:: Task item ::
Please list all lines of the material below in which the string "settings" occurs.

:: Material shown ::
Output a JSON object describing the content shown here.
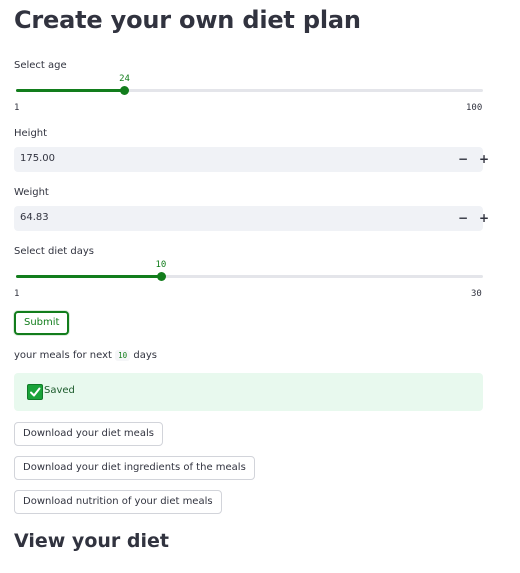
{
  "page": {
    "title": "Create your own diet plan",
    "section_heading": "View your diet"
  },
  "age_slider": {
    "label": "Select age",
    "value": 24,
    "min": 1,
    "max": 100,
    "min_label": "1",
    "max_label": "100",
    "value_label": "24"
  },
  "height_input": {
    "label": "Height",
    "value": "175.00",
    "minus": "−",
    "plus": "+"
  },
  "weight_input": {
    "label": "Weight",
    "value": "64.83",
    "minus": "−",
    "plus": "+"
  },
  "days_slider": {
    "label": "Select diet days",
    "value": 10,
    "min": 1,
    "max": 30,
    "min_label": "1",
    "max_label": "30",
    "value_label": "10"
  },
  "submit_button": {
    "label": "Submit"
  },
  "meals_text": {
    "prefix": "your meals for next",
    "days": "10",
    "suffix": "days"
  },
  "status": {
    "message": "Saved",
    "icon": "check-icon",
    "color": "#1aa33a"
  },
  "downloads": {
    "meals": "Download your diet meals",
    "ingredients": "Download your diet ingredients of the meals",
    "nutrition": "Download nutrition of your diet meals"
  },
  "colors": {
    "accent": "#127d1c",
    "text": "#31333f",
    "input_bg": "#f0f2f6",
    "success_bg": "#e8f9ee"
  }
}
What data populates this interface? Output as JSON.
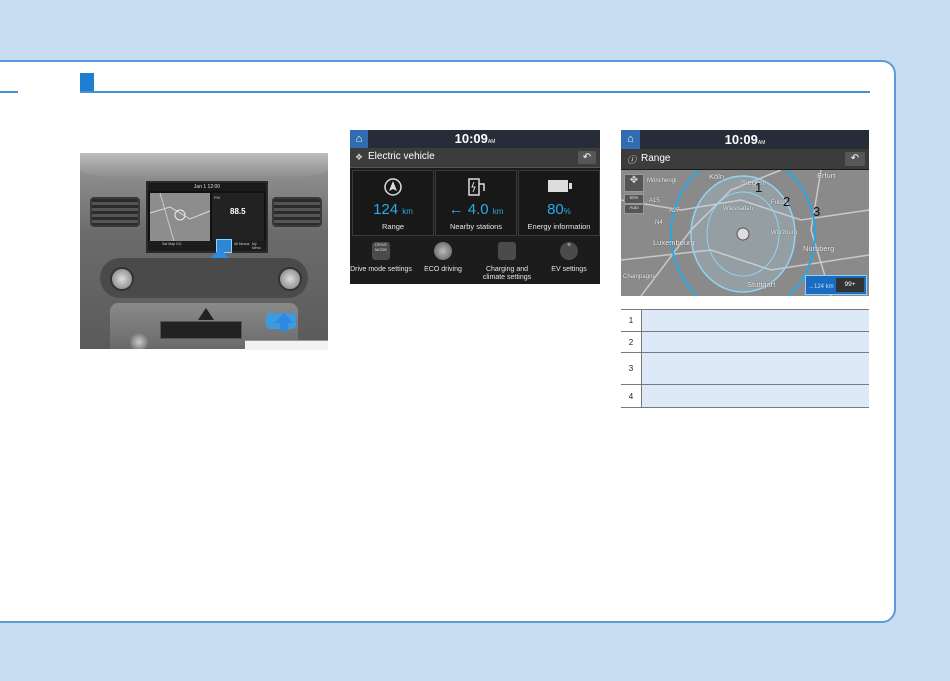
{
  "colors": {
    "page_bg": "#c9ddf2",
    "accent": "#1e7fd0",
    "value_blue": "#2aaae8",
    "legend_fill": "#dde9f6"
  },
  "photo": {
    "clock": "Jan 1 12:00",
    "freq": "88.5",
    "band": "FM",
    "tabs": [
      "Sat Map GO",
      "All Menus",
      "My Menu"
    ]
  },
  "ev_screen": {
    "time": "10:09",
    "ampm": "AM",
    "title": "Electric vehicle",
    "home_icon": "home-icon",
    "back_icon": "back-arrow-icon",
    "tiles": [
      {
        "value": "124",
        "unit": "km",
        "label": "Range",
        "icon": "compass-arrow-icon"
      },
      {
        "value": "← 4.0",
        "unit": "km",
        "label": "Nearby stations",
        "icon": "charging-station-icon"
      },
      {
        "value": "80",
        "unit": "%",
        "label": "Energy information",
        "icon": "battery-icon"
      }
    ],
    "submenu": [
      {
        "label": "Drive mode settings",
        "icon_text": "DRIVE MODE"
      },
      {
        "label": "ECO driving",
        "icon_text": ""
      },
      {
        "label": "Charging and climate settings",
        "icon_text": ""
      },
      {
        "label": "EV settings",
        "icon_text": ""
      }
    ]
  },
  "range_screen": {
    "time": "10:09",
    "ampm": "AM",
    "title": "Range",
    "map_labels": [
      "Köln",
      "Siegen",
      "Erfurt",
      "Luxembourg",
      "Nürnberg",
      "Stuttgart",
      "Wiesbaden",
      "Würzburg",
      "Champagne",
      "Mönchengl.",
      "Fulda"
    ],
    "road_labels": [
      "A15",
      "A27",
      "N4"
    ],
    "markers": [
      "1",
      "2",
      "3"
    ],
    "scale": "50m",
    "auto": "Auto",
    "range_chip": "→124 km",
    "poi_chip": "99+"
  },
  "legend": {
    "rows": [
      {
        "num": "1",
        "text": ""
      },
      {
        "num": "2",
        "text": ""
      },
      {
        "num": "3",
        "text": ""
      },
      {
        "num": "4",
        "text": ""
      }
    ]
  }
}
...
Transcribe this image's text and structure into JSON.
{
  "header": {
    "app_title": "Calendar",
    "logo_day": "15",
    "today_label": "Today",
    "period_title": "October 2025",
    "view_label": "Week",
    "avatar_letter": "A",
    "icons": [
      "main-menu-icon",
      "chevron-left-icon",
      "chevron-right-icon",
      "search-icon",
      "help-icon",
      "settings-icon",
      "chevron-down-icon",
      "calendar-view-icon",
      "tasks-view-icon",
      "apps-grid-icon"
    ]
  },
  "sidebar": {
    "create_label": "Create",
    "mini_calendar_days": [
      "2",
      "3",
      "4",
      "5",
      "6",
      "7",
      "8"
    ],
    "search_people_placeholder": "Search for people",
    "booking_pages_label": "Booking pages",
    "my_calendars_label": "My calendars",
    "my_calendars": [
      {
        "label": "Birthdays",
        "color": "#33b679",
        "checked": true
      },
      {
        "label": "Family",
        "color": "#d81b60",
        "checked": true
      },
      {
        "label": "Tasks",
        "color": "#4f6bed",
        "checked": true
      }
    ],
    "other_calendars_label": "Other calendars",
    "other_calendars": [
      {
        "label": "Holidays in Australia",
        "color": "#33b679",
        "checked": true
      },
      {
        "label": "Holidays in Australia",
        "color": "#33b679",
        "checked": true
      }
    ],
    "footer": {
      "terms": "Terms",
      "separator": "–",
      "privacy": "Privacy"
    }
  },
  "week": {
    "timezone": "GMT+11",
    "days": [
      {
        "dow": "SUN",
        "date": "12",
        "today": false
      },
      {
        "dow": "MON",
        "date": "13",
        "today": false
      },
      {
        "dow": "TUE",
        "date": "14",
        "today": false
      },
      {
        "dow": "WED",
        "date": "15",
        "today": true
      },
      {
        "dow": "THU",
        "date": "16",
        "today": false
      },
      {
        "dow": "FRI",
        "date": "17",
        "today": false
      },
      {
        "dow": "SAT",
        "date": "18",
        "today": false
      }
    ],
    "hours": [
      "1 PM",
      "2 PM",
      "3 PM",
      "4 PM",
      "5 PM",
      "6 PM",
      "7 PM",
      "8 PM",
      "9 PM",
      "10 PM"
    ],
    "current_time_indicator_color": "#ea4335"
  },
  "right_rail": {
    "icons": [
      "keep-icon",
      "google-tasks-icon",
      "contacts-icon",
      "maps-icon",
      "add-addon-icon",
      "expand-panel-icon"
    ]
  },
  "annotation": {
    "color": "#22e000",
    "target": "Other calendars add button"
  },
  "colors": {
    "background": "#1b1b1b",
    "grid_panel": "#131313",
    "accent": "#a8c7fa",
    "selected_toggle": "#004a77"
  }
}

:: Response area ::
        "label": "Drive mode settings",
        "label": "Charging and climate settings",
        "label": "EV settings",
      "settings-icon",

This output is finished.